- What you should do
The reply should contain all the data below, repeated exactly, and none of the images.

═══ Data ═══

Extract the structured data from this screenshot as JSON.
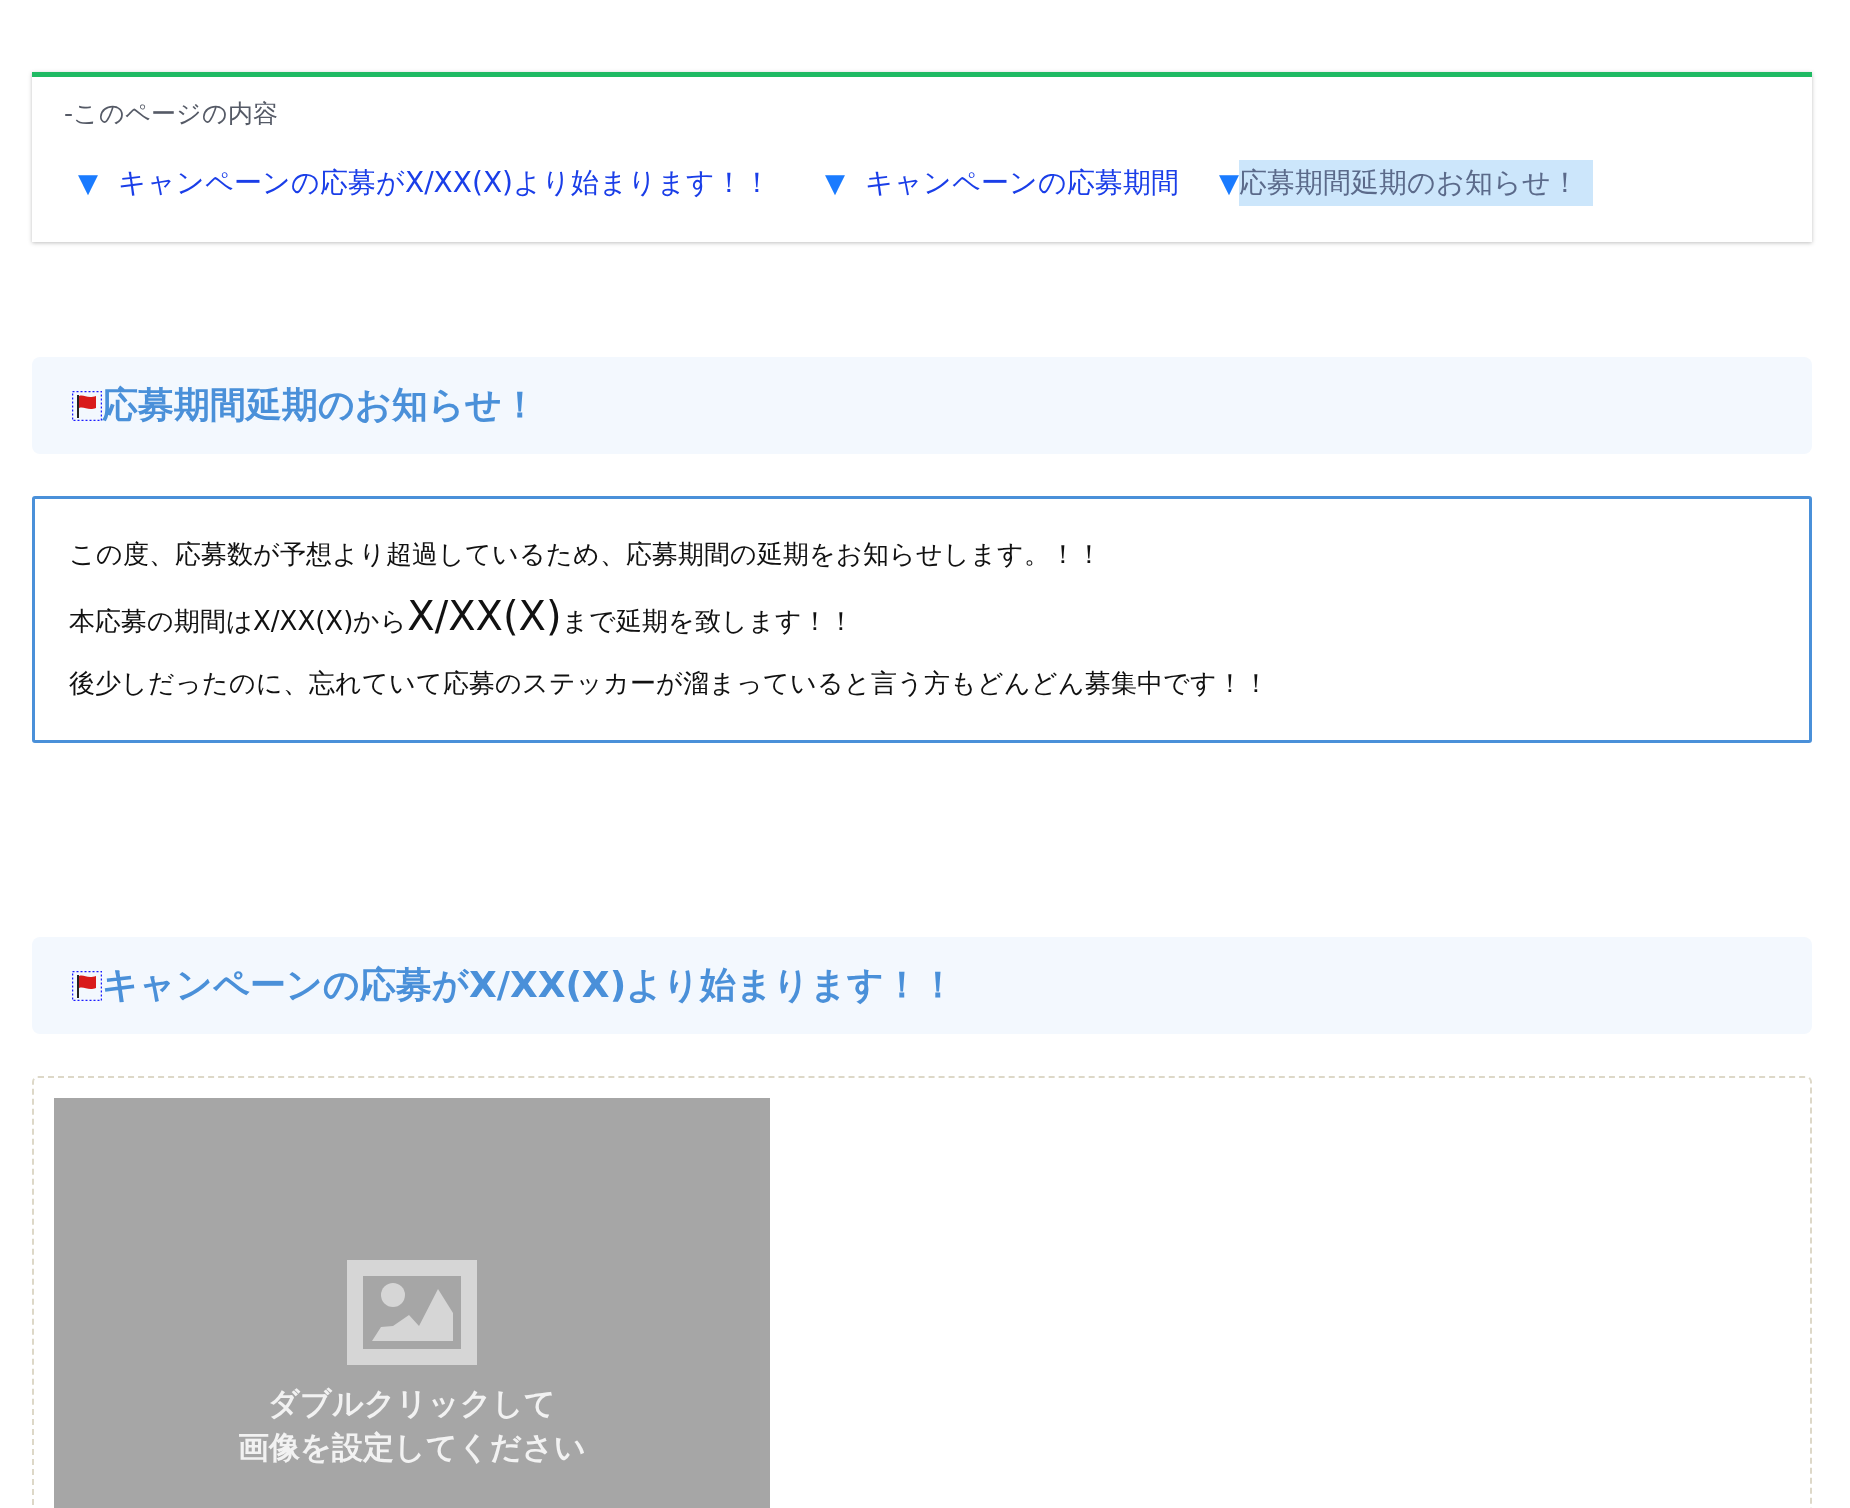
{
  "toc": {
    "title": "-このページの内容",
    "links": [
      {
        "marker": "▼",
        "label": "キャンペーンの応募がX/XX(X)より始まります！！",
        "highlighted": false
      },
      {
        "marker": "▼",
        "label": "キャンペーンの応募期間",
        "highlighted": false
      },
      {
        "marker": "▼",
        "label": "応募期間延期のお知らせ！",
        "highlighted": true
      }
    ]
  },
  "sections": [
    {
      "heading": "応募期間延期のお知らせ！",
      "kind": "text",
      "lines": [
        [
          {
            "text": "この度、応募数が予想より超過しているため、応募期間の延期をお知らせします。！！",
            "large": false
          }
        ],
        [
          {
            "text": "本応募の期間はX/XX(X)から",
            "large": false
          },
          {
            "text": "X/XX(X)",
            "large": true
          },
          {
            "text": "まで延期を致します！！",
            "large": false
          }
        ],
        [
          {
            "text": "後少しだったのに、忘れていて応募のステッカーが溜まっていると言う方もどんどん募集中です！！",
            "large": false
          }
        ]
      ]
    },
    {
      "heading": "キャンペーンの応募がX/XX(X)より始まります！！",
      "kind": "image",
      "placeholder": [
        "ダブルクリックして",
        "画像を設定してください"
      ]
    }
  ]
}
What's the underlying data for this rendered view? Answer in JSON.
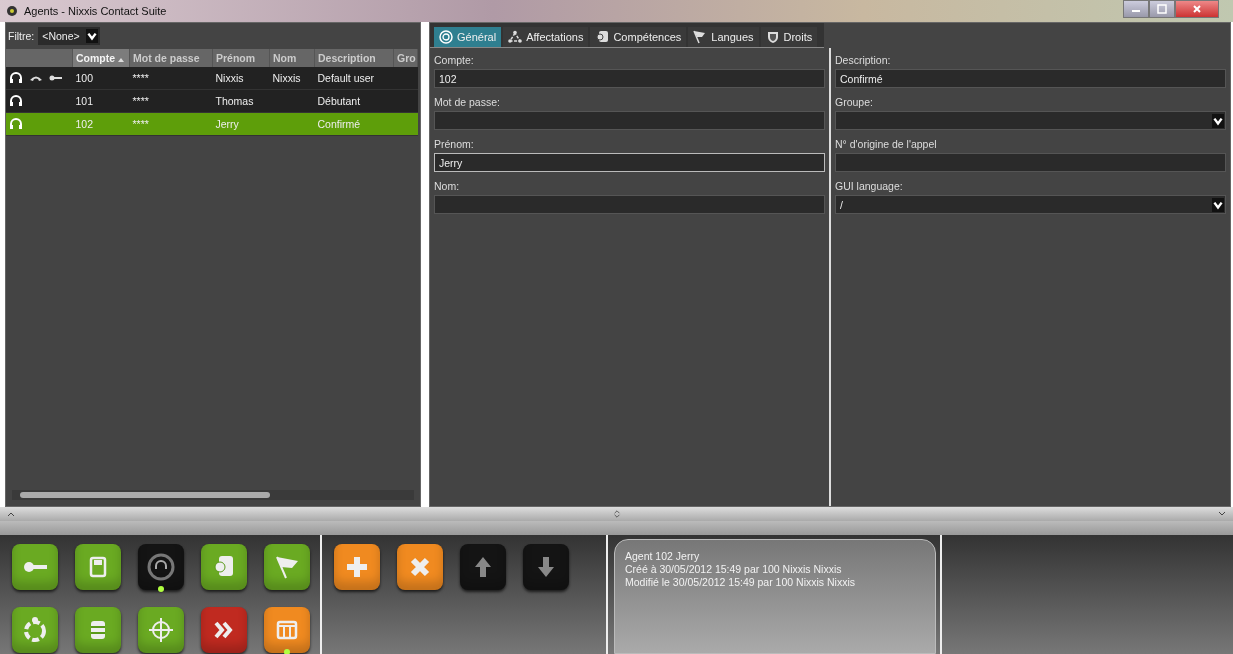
{
  "window": {
    "title": "Agents - Nixxis Contact Suite"
  },
  "filter": {
    "label": "Filtre:",
    "value": "<None>"
  },
  "table": {
    "columns": [
      {
        "sorted": false
      },
      {
        "label": "Compte",
        "sorted": true
      },
      {
        "label": "Mot de passe",
        "sorted": false
      },
      {
        "label": "Prénom",
        "sorted": false
      },
      {
        "label": "Nom",
        "sorted": false
      },
      {
        "label": "Description",
        "sorted": false
      },
      {
        "label": "Gro",
        "sorted": false
      }
    ],
    "rows": [
      {
        "has_phone": true,
        "has_key": true,
        "cells": [
          "",
          "100",
          "****",
          "Nixxis",
          "Nixxis",
          "Default user"
        ],
        "selected": false
      },
      {
        "has_phone": false,
        "has_key": false,
        "cells": [
          "",
          "101",
          "****",
          "Thomas",
          "",
          "Débutant"
        ],
        "selected": false
      },
      {
        "has_phone": false,
        "has_key": false,
        "cells": [
          "",
          "102",
          "****",
          "Jerry",
          "",
          "Confirmé"
        ],
        "selected": true
      }
    ]
  },
  "tabs": [
    {
      "label": "Général",
      "selected": true
    },
    {
      "label": "Affectations",
      "selected": false
    },
    {
      "label": "Compétences",
      "selected": false
    },
    {
      "label": "Langues",
      "selected": false
    },
    {
      "label": "Droits",
      "selected": false
    }
  ],
  "form": {
    "left": [
      {
        "label": "Compte:",
        "kind": "text",
        "value": "102",
        "focused": false
      },
      {
        "label": "Mot de passe:",
        "kind": "text",
        "focused": false
      },
      {
        "label": "Prénom:",
        "kind": "text",
        "value": "Jerry",
        "focused": true
      },
      {
        "label": "Nom:",
        "kind": "text",
        "focused": false
      }
    ],
    "right": [
      {
        "label": "Description:",
        "kind": "text",
        "value": "Confirmé",
        "focused": false
      },
      {
        "label": "Groupe:",
        "kind": "dropdown",
        "focused": false
      },
      {
        "label": "N° d'origine de l'appel",
        "kind": "text",
        "focused": false
      },
      {
        "label": "GUI language:",
        "kind": "dropdown",
        "value": "/",
        "focused": false
      }
    ]
  },
  "toolbar": {
    "groups": [
      [
        {
          "color": "#6aaa22",
          "indicator": false
        },
        {
          "color": "#6aaa22",
          "indicator": false
        },
        {
          "color": "#141414",
          "indicator": true
        },
        {
          "color": "#6aaa22",
          "indicator": false
        },
        {
          "color": "#6aaa22",
          "indicator": false
        },
        {
          "color": "#6aaa22",
          "indicator": false
        },
        {
          "color": "#6aaa22",
          "indicator": false
        },
        {
          "color": "#6aaa22",
          "indicator": false
        },
        {
          "color": "#c02a20",
          "indicator": false
        },
        {
          "color": "#f08a20",
          "indicator": true
        }
      ],
      [
        {
          "color": "#f08a20",
          "indicator": false
        },
        {
          "color": "#f08a20",
          "indicator": false
        },
        {
          "color": "#141414",
          "indicator": false
        },
        {
          "color": "#141414",
          "indicator": false
        }
      ]
    ]
  },
  "info": {
    "lines": [
      "Agent 102 Jerry",
      "Créé à 30/05/2012 15:49 par 100 Nixxis Nixxis",
      "Modifié le 30/05/2012 15:49 par 100 Nixxis Nixxis"
    ]
  }
}
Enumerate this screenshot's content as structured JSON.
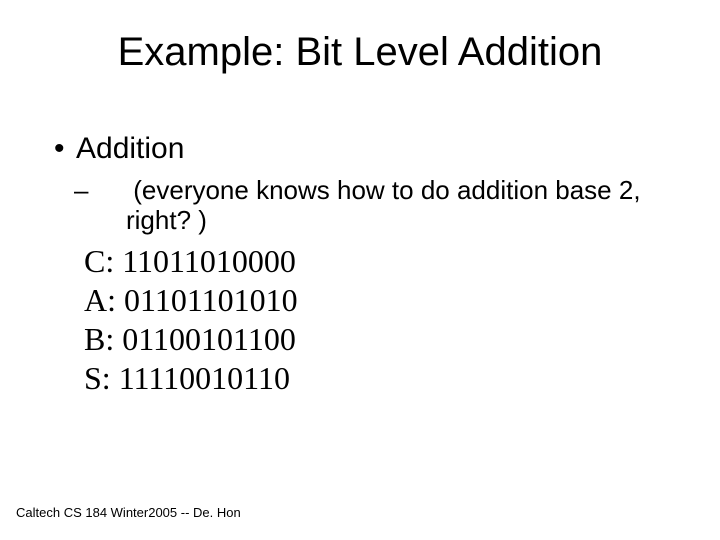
{
  "title": "Example: Bit Level Addition",
  "bullet1": "Addition",
  "bullet2": "(everyone knows how to do addition base 2, right? )",
  "lines": {
    "c": "C: 11011010000",
    "a": "A: 01101101010",
    "b": "B: 01100101100",
    "s": "S: 11110010110"
  },
  "footer": "Caltech CS 184 Winter2005 -- De. Hon"
}
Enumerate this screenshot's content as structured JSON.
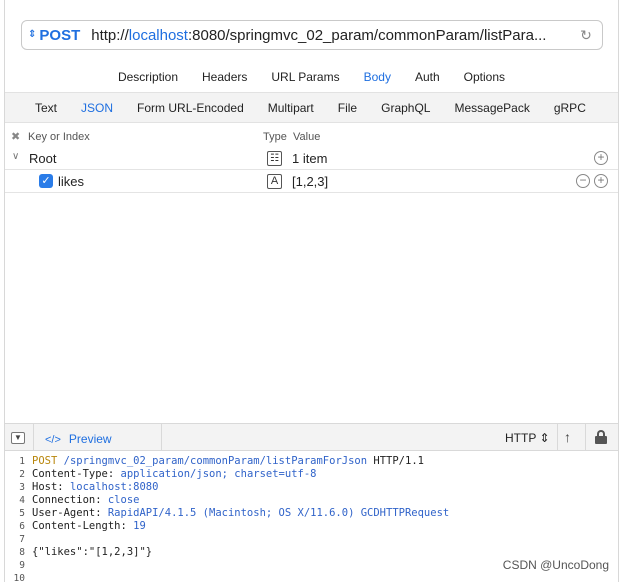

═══

- Solution for this exercise
Extract the structured data from this screenshot as JSON.
{
  "toc": {
    "title": "-このページの内容",
    "links": [
      {
        "marker": "▼",
        "label": "キャンペーンの応募がX/XX(X)より始まります！！",
        "highlighted": false
      },
      {
        "marker": "▼",
        "label": "キャンペーンの応募期間",
        "highlighted": false
      },
      {
        "marker": "▼",
        "label": "応募期間延期のお知らせ！",
        "highlighted": true
      }
    ]
  },
  "sections": [
    {
      "heading": "応募期間延期のお知らせ！",
      "kind": "text",
      "lines": [
        [
          {
            "text": "この度、応募数が予想より超過しているため、応募期間の延期をお知らせします。！！",
            "large": false
          }
        ],
        [
          {
            "text": "本応募の期間はX/XX(X)から",
            "large": false
          },
          {
            "text": "X/XX(X)",
            "large": true
          },
          {
            "text": "まで延期を致します！！",
            "large": false
          }
        ],
        [
          {
            "text": "後少しだったのに、忘れていて応募のステッカーが溜まっていると言う方もどんどん募集中です！！",
            "large": false
          }
        ]
      ]
    },
    {
      "heading": "キャンペーンの応募がX/XX(X)より始まります！！",
      "kind": "image",
      "placeholder": [
        "ダブルクリックして",
        "画像を設定してください"
      ]
    }
  ]
}
What's the underlying data for this rendered view? Answer in JSON.
{
  "window": {
    "title": "Agents - Nixxis Contact Suite"
  },
  "filter": {
    "label": "Filtre:",
    "value": "<None>"
  },
  "table": {
    "columns": [
      {
        "sorted": false
      },
      {
        "label": "Compte",
        "sorted": true
      },
      {
        "label": "Mot de passe",
        "sorted": false
      },
      {
        "label": "Prénom",
        "sorted": false
      },
      {
        "label": "Nom",
        "sorted": false
      },
      {
        "label": "Description",
        "sorted": false
      },
      {
        "label": "Gro",
        "sorted": false
      }
    ],
    "rows": [
      {
        "has_phone": true,
        "has_key": true,
        "cells": [
          "",
          "100",
          "****",
          "Nixxis",
          "Nixxis",
          "Default user"
        ],
        "selected": false
      },
      {
        "has_phone": false,
        "has_key": false,
        "cells": [
          "",
          "101",
          "****",
          "Thomas",
          "",
          "Débutant"
        ],
        "selected": false
      },
      {
        "has_phone": false,
        "has_key": false,
        "cells": [
          "",
          "102",
          "****",
          "Jerry",
          "",
          "Confirmé"
        ],
        "selected": true
      }
    ]
  },
  "tabs": [
    {
      "label": "Général",
      "selected": true
    },
    {
      "label": "Affectations",
      "selected": false
    },
    {
      "label": "Compétences",
      "selected": false
    },
    {
      "label": "Langues",
      "selected": false
    },
    {
      "label": "Droits",
      "selected": false
    }
  ],
  "form": {
    "left": [
      {
        "label": "Compte:",
        "kind": "text",
        "value": "102",
        "focused": false
      },
      {
        "label": "Mot de passe:",
        "kind": "text",
        "focused": false
      },
      {
        "label": "Prénom:",
        "kind": "text",
        "value": "Jerry",
        "focused": true
      },
      {
        "label": "Nom:",
        "kind": "text",
        "focused": false
      }
    ],
    "right": [
      {
        "label": "Description:",
        "kind": "text",
        "value": "Confirmé",
        "focused": false
      },
      {
        "label": "Groupe:",
        "kind": "dropdown",
        "focused": false
      },
      {
        "label": "N° d'origine de l'appel",
        "kind": "text",
        "focused": false
      },
      {
        "label": "GUI language:",
        "kind": "dropdown",
        "value": "/",
        "focused": false
      }
    ]
  },
  "toolbar": {
    "groups": [
      [
        {
          "color": "#6aaa22",
          "indicator": false
        },
        {
          "color": "#6aaa22",
          "indicator": false
        },
        {
          "color": "#141414",
          "indicator": true
        },
        {
          "color": "#6aaa22",
          "indicator": false
        },
        {
          "color": "#6aaa22",
          "indicator": false
        },
        {
          "color": "#6aaa22",
          "indicator": false
        },
        {
          "color": "#6aaa22",
          "indicator": false
        },
        {
          "color": "#6aaa22",
          "indicator": false
        },
        {
          "color": "#c02a20",
          "indicator": false
        },
        {
          "color": "#f08a20",
          "indicator": true
        }
      ],
      [
        {
          "color": "#f08a20",
          "indicator": false
        },
        {
          "color": "#f08a20",
          "indicator": false
        },
        {
          "color": "#141414",
          "indicator": false
        },
        {
          "color": "#141414",
          "indicator": false
        }
      ]
    ]
  },
  "info": {
    "lines": [
      "Agent 102 Jerry",
      "Créé à 30/05/2012 15:49 par 100 Nixxis Nixxis",
      "Modifié le 30/05/2012 15:49 par 100 Nixxis Nixxis"
    ]
  }
}
Enumerate this screenshot's content as structured JSON.
{
  "title": "Example: Bit Level Addition",
  "bullet1": "Addition",
  "bullet2": "(everyone knows how to do addition base 2, right? )",
  "lines": {
    "c": "C: 11011010000",
    "a": "A: 01101101010",
    "b": "B: 01100101100",
    "s": "S: 11110010110"
  },
  "footer": "Caltech CS 184 Winter2005 -- De. Hon"
}
Enumerate this screenshot's content as structured JSON.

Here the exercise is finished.